## Excerpts from an interface dataset
************

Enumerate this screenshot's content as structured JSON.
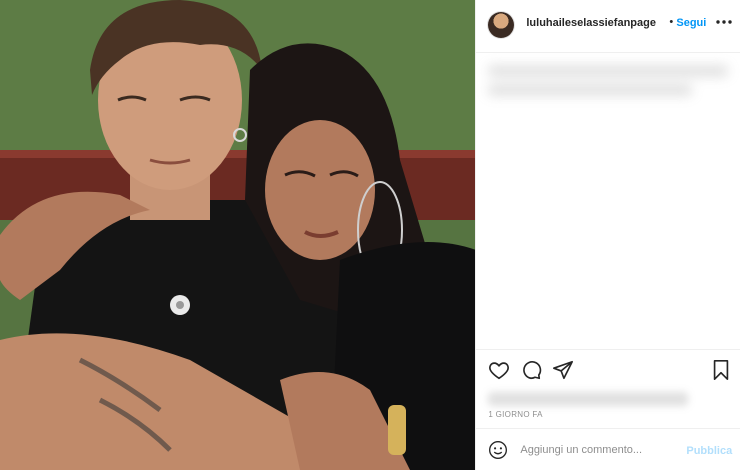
{
  "post": {
    "username": "luluhaileselassiefanpage",
    "separator": "•",
    "follow_label": "Segui",
    "timestamp": "1 GIORNO FA"
  },
  "comment": {
    "placeholder": "Aggiungi un commento...",
    "publish_label": "Pubblica"
  },
  "icons": {
    "more": "more-options-icon",
    "like": "heart-icon",
    "comment": "comment-bubble-icon",
    "share": "paper-plane-icon",
    "save": "bookmark-icon",
    "emoji": "emoji-icon"
  },
  "colors": {
    "accent": "#0095f6",
    "publish_disabled": "#b2dffc",
    "muted_text": "#8e8e8e",
    "border": "#efefef"
  }
}
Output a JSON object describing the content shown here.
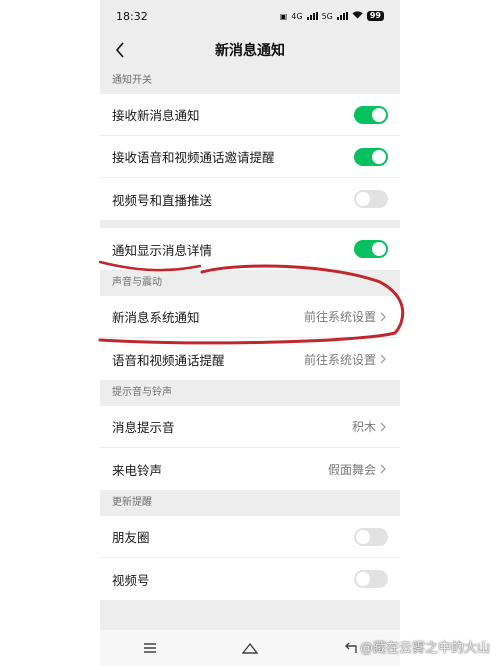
{
  "status_bar": {
    "time": "18:32",
    "net1": "4G",
    "net2": "5G",
    "battery": "99"
  },
  "header": {
    "title": "新消息通知"
  },
  "sections": {
    "notify_switch": {
      "title": "通知开关",
      "items": [
        {
          "label": "接收新消息通知",
          "state": "on"
        },
        {
          "label": "接收语音和视频通话邀请提醒",
          "state": "on"
        },
        {
          "label": "视频号和直播推送",
          "state": "off"
        }
      ]
    },
    "detail": {
      "items": [
        {
          "label": "通知显示消息详情",
          "state": "on"
        }
      ]
    },
    "sound_vibration": {
      "title": "声音与震动",
      "items": [
        {
          "label": "新消息系统通知",
          "value": "前往系统设置"
        },
        {
          "label": "语音和视频通话提醒",
          "value": "前往系统设置"
        }
      ]
    },
    "tones": {
      "title": "提示音与铃声",
      "items": [
        {
          "label": "消息提示音",
          "value": "积木"
        },
        {
          "label": "来电铃声",
          "value": "假面舞会"
        }
      ]
    },
    "update_reminder": {
      "title": "更新提醒",
      "items": [
        {
          "label": "朋友圈",
          "state": "off"
        },
        {
          "label": "视频号",
          "state": "off"
        }
      ]
    }
  },
  "watermark": "@藏在云雾之中的大山",
  "colors": {
    "accent": "#07c160",
    "page_bg": "#ededed",
    "annotation": "#c0262c"
  },
  "icons": {
    "back": "chevron-left-icon",
    "chevron": "chevron-right-icon",
    "menu": "menu-icon",
    "home": "home-icon",
    "back_nav": "back-icon"
  }
}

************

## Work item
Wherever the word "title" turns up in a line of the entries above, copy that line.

## Problem solution
    "title": "新消息通知"
      "title": "通知开关",
      "title": "声音与震动",
      "title": "提示音与铃声",
      "title": "更新提醒",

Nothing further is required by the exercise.